By Hillel Aron
By Joseph Tsidulko
By Patrick Range McDonald
By David Futch
By Hillel Aron
By Dennis Romero
By Jill Stewart
By Dennis Romero
But two years after the experiment, the the report says, the anonymous diver still takes antiseizure medication for his acquired condition, as well as antidepressants.
The Natural Resources Defense Council got a permanent injunction against what it calls “unbelievably loud” LFA sonar in 2003. But at 235 decibels, midrange sonar, useful in rooting out “silent” submarines that may prowl the seas — is much louder than what disabled the Navy diver. How exactly it would affect a blue whale — or the grays that migrate south along our coasts later in the year and return north to Alaskan waters each spring — is a mystery. Of the 83 species of whale known to roam the ocean, scientists know the hearing range of only 11.
“With the big baleen whales, we don’t really know which frequencies they can hear,” not to mention physically withstand, says Dave Mellinger, an expert in marine acoustics at Oregon State University. “You can’t catch one and put it in a tank and test its hearing.” But “we assume they can hear [up to] a few kilohertz frequency.” The calls of blue whales in the Atlantic Ocean speak in “a different dialect” from Pacific blues, but both are below human hearing range.
“I remember hearing a blue whale for the first time,” says Mellinger, who has often submerged microphones into the ocean. “It’s a very low pulsing sound. They really sound impressively big.”
It has been said that a blue whale in the middle of the ocean can build in its mind’s eye a picture of the entire ocean, simply by sending out that sound and registering the echo. But what happens when the echo comes back muddied by a flood of noise?

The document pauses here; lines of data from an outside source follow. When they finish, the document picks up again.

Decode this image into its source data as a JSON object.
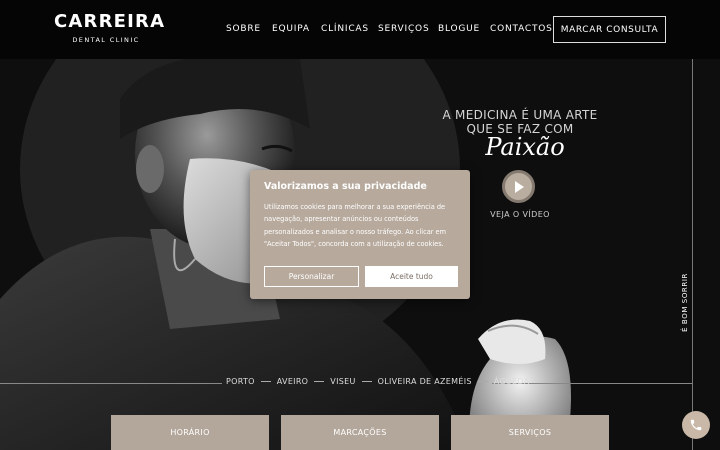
{
  "brand": {
    "name": "CARREIRA",
    "subtitle": "DENTAL CLINIC"
  },
  "nav": {
    "items": [
      "SOBRE",
      "EQUIPA",
      "CLÍNICAS",
      "SERVIÇOS",
      "BLOGUE",
      "CONTACTOS"
    ],
    "cta": "MARCAR CONSULTA"
  },
  "hero": {
    "tagline_line1": "A MEDICINA É UMA ARTE",
    "tagline_line2": "QUE SE FAZ COM",
    "tagline_script": "Paixão",
    "video_label": "VEJA O VÍDEO",
    "side_text": "É BOM SORRIR",
    "cities": [
      "PORTO",
      "AVEIRO",
      "VISEU",
      "OLIVEIRA DE AZEMÉIS",
      "ÁGUEDA"
    ],
    "boxes": [
      "HORÁRIO",
      "MARCAÇÕES",
      "SERVIÇOS"
    ]
  },
  "cookie": {
    "title": "Valorizamos a sua privacidade",
    "text": "Utilizamos cookies para melhorar a sua experiência de navegação, apresentar anúncios ou conteúdos personalizados e analisar o nosso tráfego. Ao clicar em \"Aceitar Todos\", concorda com a utilização de cookies.",
    "customize": "Personalizar",
    "accept": "Aceite tudo"
  },
  "colors": {
    "accent": "#b7aa9d",
    "header_bg": "#050505"
  },
  "icons": {
    "play": "play-icon",
    "phone": "phone-icon"
  }
}
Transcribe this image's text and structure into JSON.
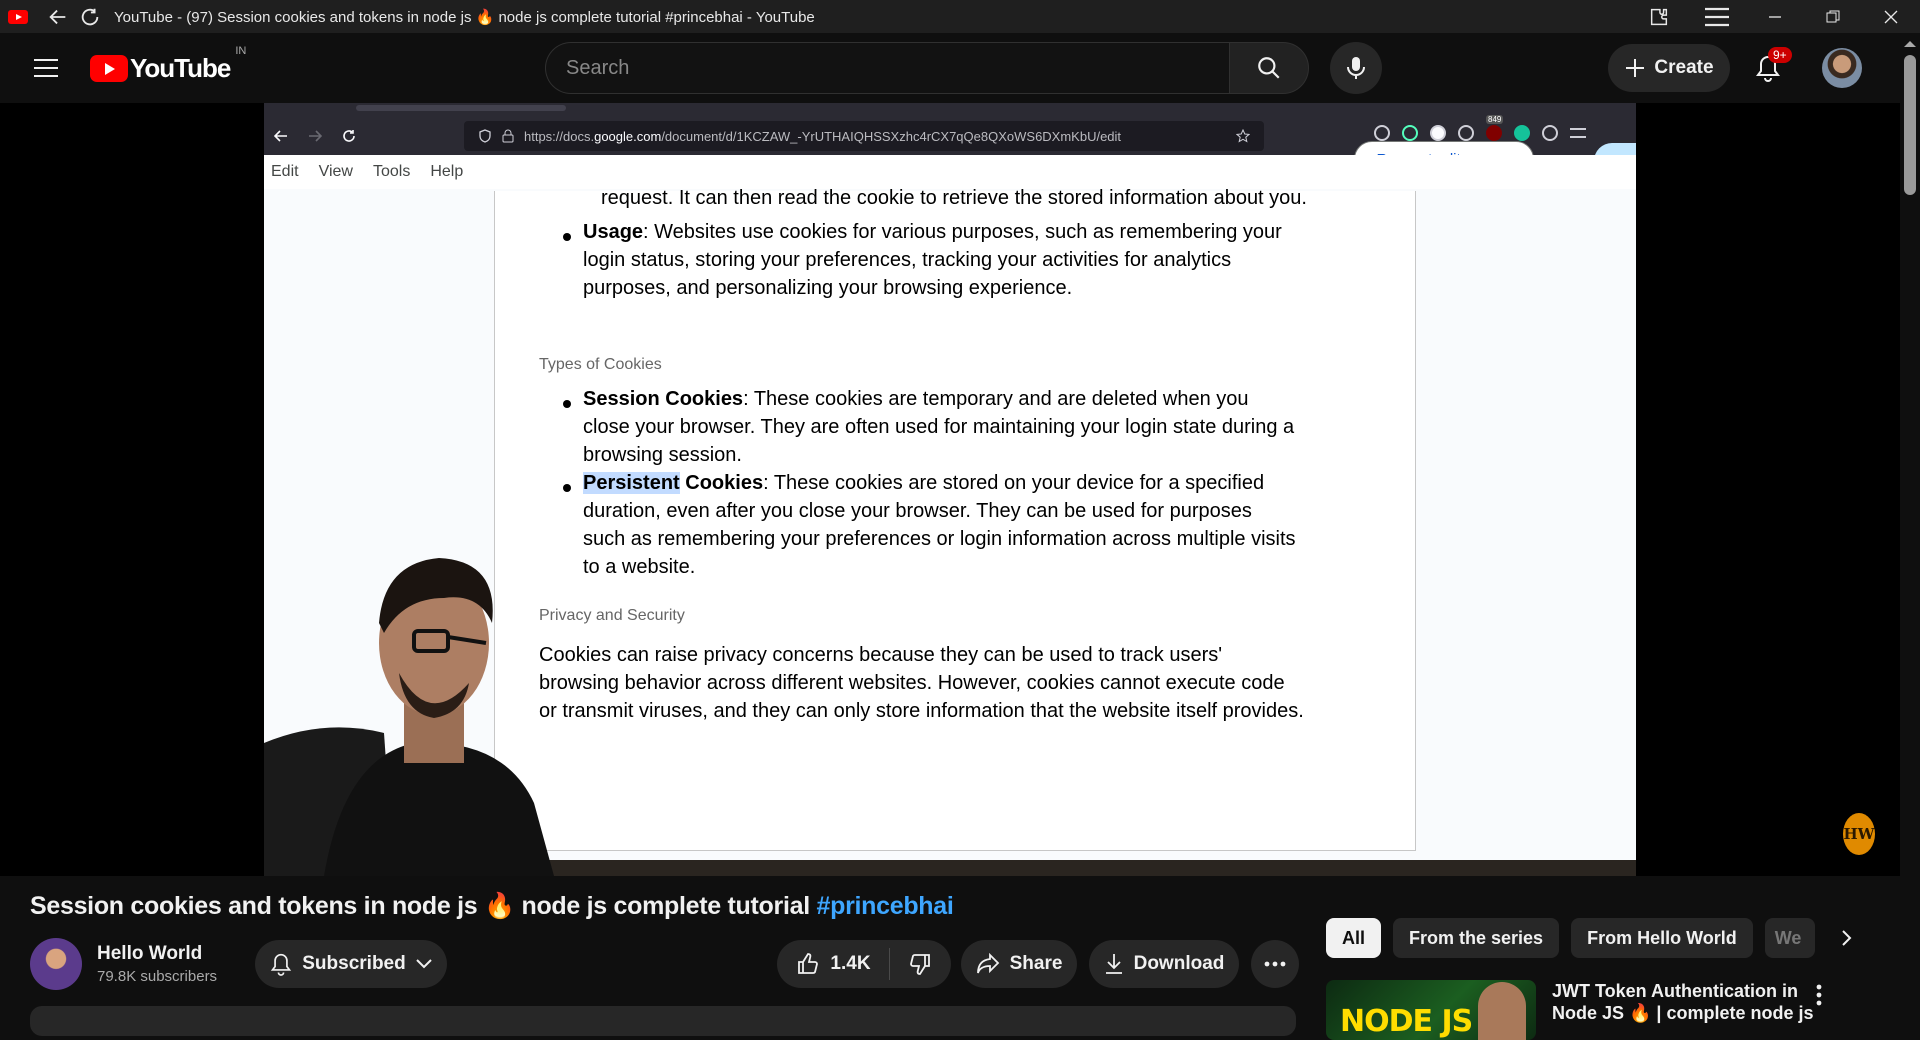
{
  "window": {
    "title": "YouTube - (97) Session cookies and tokens in node js 🔥 node js complete tutorial #princebhai - YouTube"
  },
  "masthead": {
    "logo_text": "YouTube",
    "country_code": "IN",
    "search_placeholder": "Search",
    "create_label": "Create",
    "notification_count": "9+"
  },
  "inner_browser": {
    "url_prefix": "https://docs.",
    "url_domain": "google.com",
    "url_path": "/document/d/1KCZAW_-YrUTHAIQHSSXzhc4rCX7qQe8QXoWS6DXmKbU/edit",
    "ext_badge": "849",
    "docs_menu": [
      "Edit",
      "View",
      "Tools",
      "Help"
    ],
    "request_access": "Request edit access"
  },
  "document": {
    "cut_line": "request. It can then read the cookie to retrieve the stored information about you.",
    "usage_term": "Usage",
    "usage_lines": [
      ": Websites use cookies for various purposes, such as remembering your",
      "login status, storing your preferences, tracking your activities for analytics",
      "purposes, and personalizing your browsing experience."
    ],
    "types_heading": "Types of Cookies",
    "session_term": "Session Cookies",
    "session_lines": [
      ": These cookies are temporary and are deleted when you",
      "close your browser. They are often used for maintaining your login state during a",
      "browsing session."
    ],
    "persistent_term_hl": "Persistent",
    "persistent_term_rest": " Cookies",
    "persistent_lines": [
      ": These cookies are stored on your device for a specified",
      "duration, even after you close your browser. They can be used for purposes",
      "such as remembering your preferences or login information across multiple visits",
      "to a website."
    ],
    "privacy_heading": "Privacy and Security",
    "privacy_lines": [
      "Cookies can raise privacy concerns because they can be used to track users'",
      "browsing behavior across different websites. However, cookies cannot execute code",
      "or transmit viruses, and they can only store information that the website itself provides."
    ]
  },
  "watermark": "HW",
  "video": {
    "title_main": "Session cookies and tokens in node js 🔥 node js complete tutorial ",
    "title_hashtag": "#princebhai",
    "channel_name": "Hello World",
    "subscribers": "79.8K subscribers",
    "subscribed_label": "Subscribed",
    "likes": "1.4K",
    "share_label": "Share",
    "download_label": "Download"
  },
  "sidebar": {
    "chips": [
      "All",
      "From the series",
      "From Hello World",
      "We"
    ],
    "rec_thumb_label": "NODE JS",
    "rec_title": "JWT Token Authentication in Node JS 🔥 | complete node js"
  },
  "colors": {
    "youtube_red": "#ff0000",
    "link_blue": "#3ea6ff",
    "docs_blue": "#0b57d0",
    "highlight": "#c2dbff"
  }
}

“That’s an open question,” Mellinger says. “It could be akin to looking into a fog — the noise obscures things at great distances. We don’t know what effect it has on their migrations or ability to find mates.”
In fact, only in the early 1990s did anyone make a connection between human-generated sound and marine mammal strandings, even though such strandings have occurred since 1963, when Cuvier’s beaked whales, a smaller species, washed up on the shores of Sagami Bay, Japan, after U.S. naval maneuvers there.
According to a California Coastal Commission report in 2005 on the environmental impact of marine noise, that 40-year period of ignorance “underscores how easy it is to miss the connections between noise and a variety of impacts on marine mammals.” It also underscores one of the report’s key points: Humans know so little about marine mammal hearing that they would be wise to err on the side of caution.
In early November, the 9th Circuit Court of Appeals will convene to decide whether to continue to allow the Navy’s midrange sonar testing. Joel Reynolds, an attorney for the NRDC, one of the groups suing the Navy, is optimistic that the tests will be halted. The Navy itself estimated the exercises would cause permanent injury or death to 170,000 marine mammals and 4,000 beaked whales — violating California’s coastal-protection laws.
“I just have to shake my head over why it is that these remarkable creatures have to be subjected to this kind of treatment,” Reynolds says. “This is an amazing coast that we have, with a spectacular abundance of species. It’s a very odd place for the Navy to be using as a training area.”